Ancestry.com census, family tree, and U.S. Quaker Meeting Records, accessed 7/6/2014.
 
Dewees, Watson W., Sarah B. Dewees and Sarah Lovett.  Centennial History of Westtown Boarding School, 1799-1899.  Philadelphia: Sherman & Co., 1899.
 
Personal email correspondence between Mary Holton Robare and Mary Brooks, Westtown School Archives, West Chester, Pennsylvania.
 
(c) Lynda Salter Chenoweth and Mary Holton Robare 2014.
 
 

 
 
 


July 1, 2014

Silk Quilts in the Archives of Westtown School

Westtown School, founded in 1799 by members of the Philadelphia Yearly Meeting, houses a number of archives that include papers, letters, samplers, quilts, art work, and other material relevant to the School's history.  Among these holdings are three silk quilts we would like to share with you.

The first, and the topic of this post, was made by Elizabeth Dunn who was a student at the School from May of 1859 until her graduation in 1865.

The Elizabeth Dunn Quilt.  Photograph courtesy of the Westtown School Archives,
West Chester, Pennsylvania.
 
 
This beautiful quilt is comprised of both silk and cotton fabrics and features six vertical strips in the Tumbling Blocks pattern about 6 inches wide each, separated by five 8 inch wide strips of sage green silk.  An 8 inch wide border of darker silk surrounds the main body of the quilt and displays a one-half inch edging.  Visible on one corner of the quilt is an inscription in cross stitch that reads: "Commenced 1860 / Completed 1867 / E. Dunn."
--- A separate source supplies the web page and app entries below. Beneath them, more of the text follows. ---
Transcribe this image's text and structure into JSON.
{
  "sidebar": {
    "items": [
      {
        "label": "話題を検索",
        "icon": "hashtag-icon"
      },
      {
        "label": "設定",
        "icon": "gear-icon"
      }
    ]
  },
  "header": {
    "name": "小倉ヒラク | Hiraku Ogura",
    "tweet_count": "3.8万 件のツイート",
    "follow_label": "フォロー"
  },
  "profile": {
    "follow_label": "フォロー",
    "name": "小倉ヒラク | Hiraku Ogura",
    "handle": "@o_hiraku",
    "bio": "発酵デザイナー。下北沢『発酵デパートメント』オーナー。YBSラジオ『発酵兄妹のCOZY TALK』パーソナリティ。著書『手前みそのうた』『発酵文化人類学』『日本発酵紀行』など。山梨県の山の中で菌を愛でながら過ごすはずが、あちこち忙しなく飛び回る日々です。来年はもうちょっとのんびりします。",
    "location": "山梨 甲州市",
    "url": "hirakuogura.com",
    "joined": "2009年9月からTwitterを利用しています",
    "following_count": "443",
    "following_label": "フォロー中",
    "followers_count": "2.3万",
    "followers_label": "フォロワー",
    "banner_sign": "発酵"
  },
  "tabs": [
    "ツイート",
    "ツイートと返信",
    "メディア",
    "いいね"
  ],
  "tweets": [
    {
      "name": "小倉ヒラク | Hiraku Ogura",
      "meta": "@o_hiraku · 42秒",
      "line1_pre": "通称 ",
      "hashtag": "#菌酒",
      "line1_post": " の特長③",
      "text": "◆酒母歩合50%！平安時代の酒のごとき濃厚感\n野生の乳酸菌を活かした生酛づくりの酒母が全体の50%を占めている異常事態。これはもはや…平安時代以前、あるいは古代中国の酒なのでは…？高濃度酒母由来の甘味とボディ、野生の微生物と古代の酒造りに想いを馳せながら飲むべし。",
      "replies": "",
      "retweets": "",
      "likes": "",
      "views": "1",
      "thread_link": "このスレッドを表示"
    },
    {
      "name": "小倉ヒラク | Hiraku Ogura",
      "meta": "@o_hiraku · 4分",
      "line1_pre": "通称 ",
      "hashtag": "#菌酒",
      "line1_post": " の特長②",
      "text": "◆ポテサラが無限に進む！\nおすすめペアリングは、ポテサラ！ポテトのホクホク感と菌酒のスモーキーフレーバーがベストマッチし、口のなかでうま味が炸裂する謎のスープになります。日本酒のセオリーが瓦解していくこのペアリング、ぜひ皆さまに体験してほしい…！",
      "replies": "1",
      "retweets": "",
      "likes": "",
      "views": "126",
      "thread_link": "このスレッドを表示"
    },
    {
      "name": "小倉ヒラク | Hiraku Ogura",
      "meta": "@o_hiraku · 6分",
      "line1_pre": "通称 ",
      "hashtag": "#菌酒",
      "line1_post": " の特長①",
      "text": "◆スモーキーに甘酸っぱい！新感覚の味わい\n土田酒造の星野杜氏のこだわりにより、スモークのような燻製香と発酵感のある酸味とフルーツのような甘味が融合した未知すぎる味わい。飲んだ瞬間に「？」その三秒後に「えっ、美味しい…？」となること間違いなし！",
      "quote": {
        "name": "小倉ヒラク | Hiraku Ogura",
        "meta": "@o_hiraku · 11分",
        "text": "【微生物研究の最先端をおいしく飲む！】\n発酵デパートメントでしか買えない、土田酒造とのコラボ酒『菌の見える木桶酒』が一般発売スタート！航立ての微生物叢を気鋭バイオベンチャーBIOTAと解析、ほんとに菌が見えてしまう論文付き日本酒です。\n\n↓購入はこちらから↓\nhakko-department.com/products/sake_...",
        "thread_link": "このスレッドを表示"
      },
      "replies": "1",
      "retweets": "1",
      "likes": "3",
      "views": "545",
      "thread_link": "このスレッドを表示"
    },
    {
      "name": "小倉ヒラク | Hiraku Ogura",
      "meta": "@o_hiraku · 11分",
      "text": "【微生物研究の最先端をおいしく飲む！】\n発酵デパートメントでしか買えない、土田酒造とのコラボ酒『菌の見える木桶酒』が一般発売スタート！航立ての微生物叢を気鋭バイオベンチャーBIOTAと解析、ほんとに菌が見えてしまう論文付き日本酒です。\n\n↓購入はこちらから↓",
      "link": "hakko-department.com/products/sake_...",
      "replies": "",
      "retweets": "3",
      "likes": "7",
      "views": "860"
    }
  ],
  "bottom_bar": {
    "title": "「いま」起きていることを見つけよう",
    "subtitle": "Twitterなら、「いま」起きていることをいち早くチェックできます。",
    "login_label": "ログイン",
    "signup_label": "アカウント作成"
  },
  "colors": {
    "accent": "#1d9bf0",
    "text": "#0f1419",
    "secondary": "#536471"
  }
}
Elizabeth Dunn Quilt, detail.  Photograph courtesy of the Westtown School Archives,
West Chester Pennsylvania.
 
Elizabeth was born April 23, 1846 in Trenton, Mercer County, New Jersey, the daughter of Phillip Palmer Dunn and Sarah Ellis Decou.  When they enrolled their daughter at Westtown School, Elizabeth was thirteen years old.
 
Westtown was established not only to educate Quaker children but also to provide a "guarded" environment for teaching and passing on the values and precepts of the Religious Society of Friends. It was located about twenty-five miles from Philadelphia in West Chester County on 600 acres of wooded land away from big city influences.  In fact, the School was a full day's coach ride from Philadelphia and its many distractions.
 
View of the woods surrounding Westtown School today.  Source: Wikimedia Commons.
 

The year after Elizabeth enrolled at Westtown she began work on her silk and cotton quilt.  One can imagine the tranquility of the environment, when not pursuing the rigorous study expected of Westtown students, and how the environment may have lent itself to the quiet pleasure of quilt making.  The quilt probably occupied Elizabeth's free time off and on throughout her stay at Westtown - time that may have been hard to come by given her studies and her role as an assistant teacher during 1865.  She finally completed the quilt in 1867, two years after leaving the School.
 
Elizabeth may have been inspired to complete the quilt in anticipation of her marriage to Thomas Alsop Bell on September 17, 1868 at Chesterfield Monthly Meeting in Burlington County, New Jersey.  Whatever provided the impetus to finish the project she began as a young girl, the quilt survived these many years and is back at Westtown where Elizabeth was when she began making it.  We would like to believe that the quilt provided fond memories of Westtown School throughout Elizabeth's life.  She passed away in 1898, one year before the death of her husband.
 
Sources:
 
Accession records, Westtown School Archives, West Chester, Pennsylvania.
 
Ancestry.com census, family tree, and U.S. Quaker Meeting Records, accessed 6/25/14.
 
Dewees, Watson W., Sarah B. Dewees and Sarah Lovett.  Centennial History of Westtown Boarding School, 1799-1899.  Philadelphia: Sherman & Co., 1899.
 
Personal email correspondence between Mary Holton Robare and Mary Brooks, Westtown School Archives, West Chester, Pennsylvania.
 
Smedley, Susanna Assisted by Anna Hartshorne Brown.  Westtown Through the Years: Catalog 1799-1945. Westtown, PA: Westtown Alumni Association, 1945.
 
(c) Lynda Salter Chenoweth and Mary Holton Robare, 2014.